I have to admit I was a little apprehensive as we pulled out of Saskatoon in late December heading for Winnipeg to pick up our fifth wheel which had been stored for several weeks while we enjoyed Christmas with family (including our kids) we hadn’t spent much time with for you five years. And, here we were venturing off again with our pickup loaded to the roof with “stuff”.
A few weeks of Canadian winter following five years in the Cayman Islands made a very compelling case for getting to where it was warm and it looked like all of the arrangements were in place to live life on the road.
The drive to Winnipeg allowed us to discuss whether or not we had packed everything we needed and left our affairs in order such that we didn’t need a physical base. As we pulled into the yard at sunset where the unit was stored, the failing light added to the surreal feeling that the adventure had begun.
Our trip would take us south across the Canada/US border through the Dakotas (ground I had covered with my cousin John as co-pilot in importing the fifth wheel from Iowa), through Iowa, Kansas, Oklahoma, Texas, New Mexico and finally Laughlin, Nevada where we would make our first camp in the unit without the prospect of frozen pipes – until then, hotels. We would test systems and familiarize ourselves with features in the time left each day after logging as many miles as possible.

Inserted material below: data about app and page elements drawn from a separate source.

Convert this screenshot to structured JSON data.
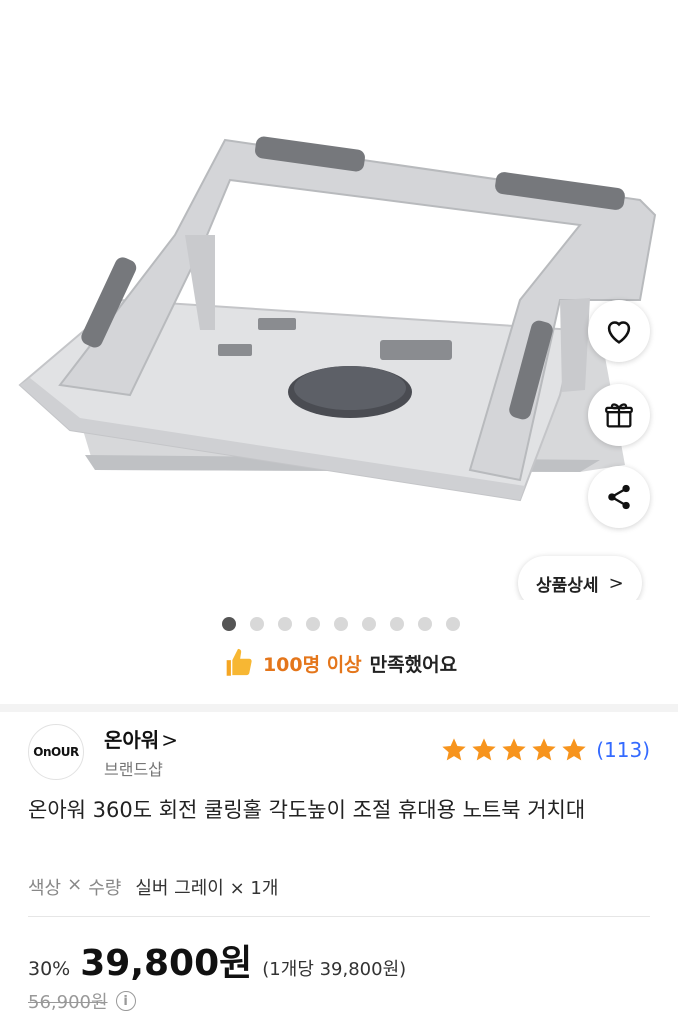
{
  "product_image": {
    "alt_icon": "laptop-stand-image"
  },
  "actions": {
    "wishlist_icon": "heart-icon",
    "gift_icon": "gift-icon",
    "share_icon": "share-icon"
  },
  "detail_button": {
    "label": "상품상세",
    "chevron": ">"
  },
  "carousel": {
    "total": 9,
    "active_index": 0
  },
  "satisfaction": {
    "highlight": "100명 이상",
    "text": "만족했어요",
    "icon": "thumbs-up-icon"
  },
  "brand": {
    "logo_text": "OnOUR",
    "name": "온아워",
    "chevron": ">",
    "subtitle": "브랜드샵"
  },
  "rating": {
    "stars": 5,
    "review_count": "(113)",
    "star_color": "#f7941d"
  },
  "product": {
    "title": "온아워 360도 회전 쿨링홀 각도높이 조절 휴대용 노트북 거치대"
  },
  "options": {
    "label_color": "색상",
    "times": "×",
    "label_qty": "수량",
    "value": "실버 그레이 × 1개"
  },
  "price": {
    "discount": "30%",
    "sale_price": "39,800원",
    "unit_price": "(1개당 39,800원)",
    "original_price": "56,900원"
  },
  "colors": {
    "accent_orange": "#e4761b",
    "review_blue": "#346aff"
  }
}
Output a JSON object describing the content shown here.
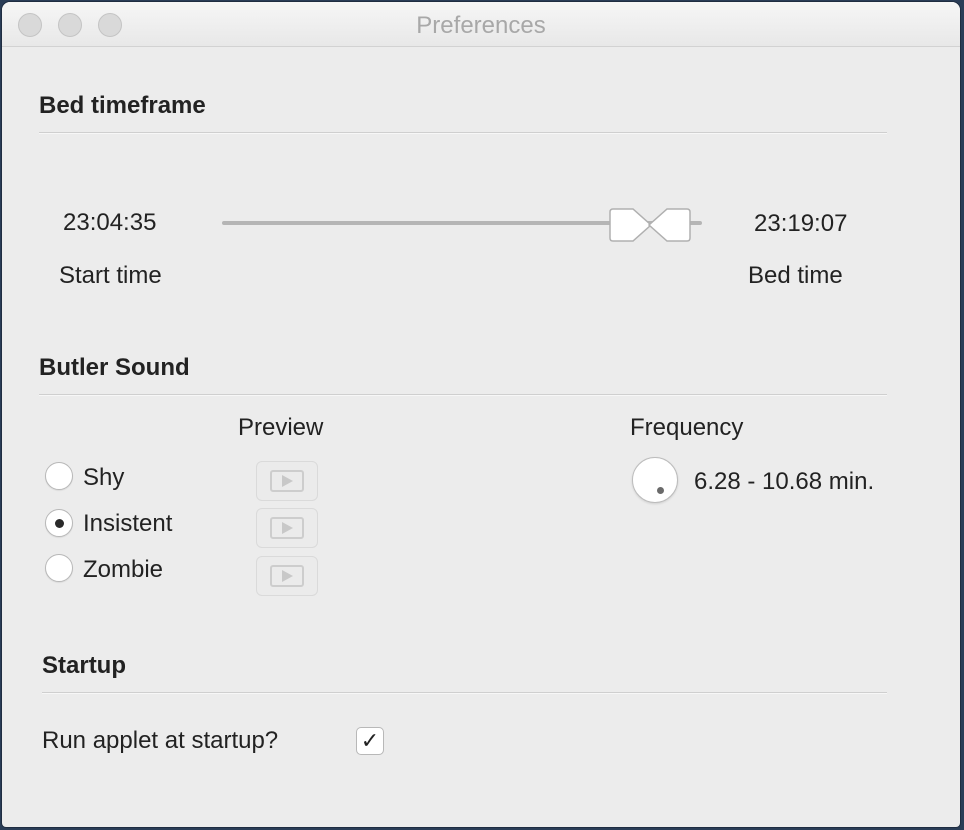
{
  "window": {
    "title": "Preferences"
  },
  "bed_timeframe": {
    "title": "Bed timeframe",
    "start_time_value": "23:04:35",
    "start_time_label": "Start time",
    "bed_time_value": "23:19:07",
    "bed_time_label": "Bed time"
  },
  "butler_sound": {
    "title": "Butler Sound",
    "preview_label": "Preview",
    "options": [
      {
        "label": "Shy",
        "selected": false
      },
      {
        "label": "Insistent",
        "selected": true
      },
      {
        "label": "Zombie",
        "selected": false
      }
    ],
    "frequency_label": "Frequency",
    "frequency_value": "6.28 - 10.68 min."
  },
  "startup": {
    "title": "Startup",
    "run_at_startup_label": "Run applet at startup?",
    "run_at_startup_checked": true,
    "check_glyph": "✓"
  },
  "icons": {
    "play": "play-icon",
    "slider_knob": "slider-knob-icon"
  }
}
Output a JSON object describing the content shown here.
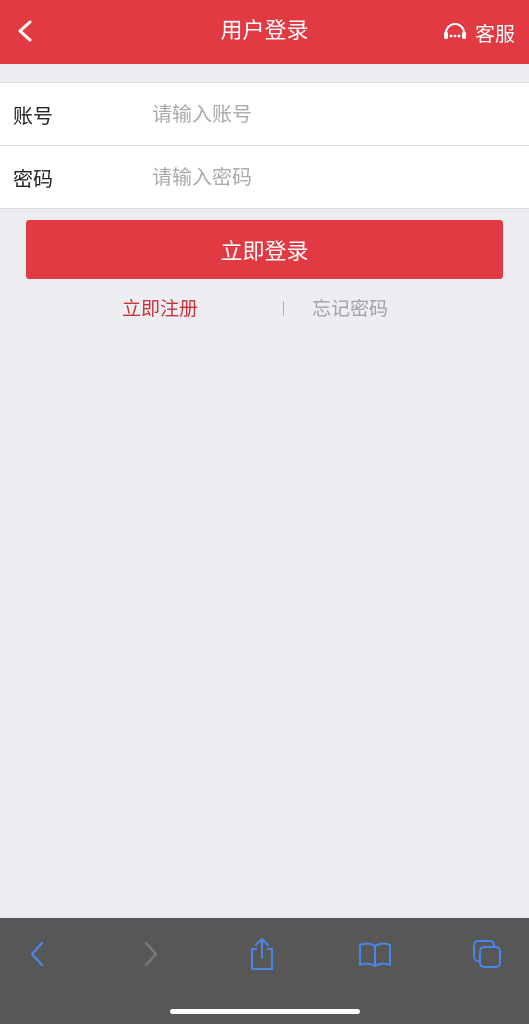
{
  "header": {
    "title": "用户登录",
    "service_label": "客服"
  },
  "form": {
    "account_label": "账号",
    "account_placeholder": "请输入账号",
    "account_value": "",
    "password_label": "密码",
    "password_placeholder": "请输入密码",
    "password_value": ""
  },
  "actions": {
    "login_label": "立即登录",
    "register_label": "立即注册",
    "forgot_label": "忘记密码"
  },
  "toolbar": {
    "icons": [
      "back-icon",
      "forward-icon",
      "share-icon",
      "bookmarks-icon",
      "tabs-icon"
    ]
  },
  "colors": {
    "brand": "#e23a43",
    "background": "#eeedf2",
    "toolbar": "#575757",
    "toolbar_icon": "#4a86e8"
  }
}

The real reckoning came on New Year’s Eve when about 80 miles north of Kansas City we encountered a serious evolving storm and increasingly icy roads. About ten miles from St. Joseph, we witnessed vehicles and even a fifth wheel and truck in the ditch and by the time we pulled into St. Joseph we both gave a sigh of relief as we could barely stand up on the icy parking lot surface.
We celebrated our arrival and New Year’s Eve with a meal out at Red Lobster (Sheryl’s favourite) and some shopping at the mall next to our hotel.
Maybe it was the stress of the drive that day, or maybe it was the laughable nature of the US fiscal cliff impasse dominating the news but we were both in the mood for humour. Adjacent to our hotel and between us and the mall was a precipitous retaining wall which named our very own fiscal cliff, given that it stood between us and our credit card limits. In true congressional style we overcame the cliff (by walking a couple of hundred yards around it) to fulfill our spending promises to ourselves and returned to our hotel satisfied that our lives would be better for it.
New Year’s Day presented renewed enthusiasm with clear roads through Kansas, Nebraska and finally taking us to Oklahoma where temperatures were above freezing and we took the time make a couple of modifications to the unit with the benefit of very accommodating and helpful local suppliers.
The mid-west is a great drive with few hills and scenes of massive grain farms with rows of enormous grain bins and “big” equipment dealers in every town along the way. Despite the drought of 2012, I sensed a positive attitude in everyone we met and was left with the sense that hard work growing the food that the world needs brings a satisfaction second to none.
Albuquerque and then on to Flagstaff where we had most of an afternoon to enjoy this interesting mountain resort town where it was clear that we could have encountered some serious snow and ice and were fortunate that roads were clear and dry.
Speaking of roads, US interstates are by far the nicest roads I have ever driven on. Well maintained and well marked, they don’t stay snow covered for long. State police and Highway Patrols were evident everywhere and drivers were mostly very courteous. And, rest stops were plentiful with lots of services and easy parking for our 50+ foot fifth wheeland truck unit – actually small by most RV standards we are finding.
As we descended from Flagstaff into the Colorado River Valley east of Laughlin, we commented to each other that would need to return to our route down in better weather conditions to explore some of hte missed sites – noteably Meteorite and Rosswell but seriously the Grand Canyon which can be viewed from the south edge about four hours north of Flaggstaff.
Pulling into our Riverside RV Resort (part of the Riverside Casino) marked the first real step into full time RV living and to our relief, every system we plugged in and turned on worked perfectly.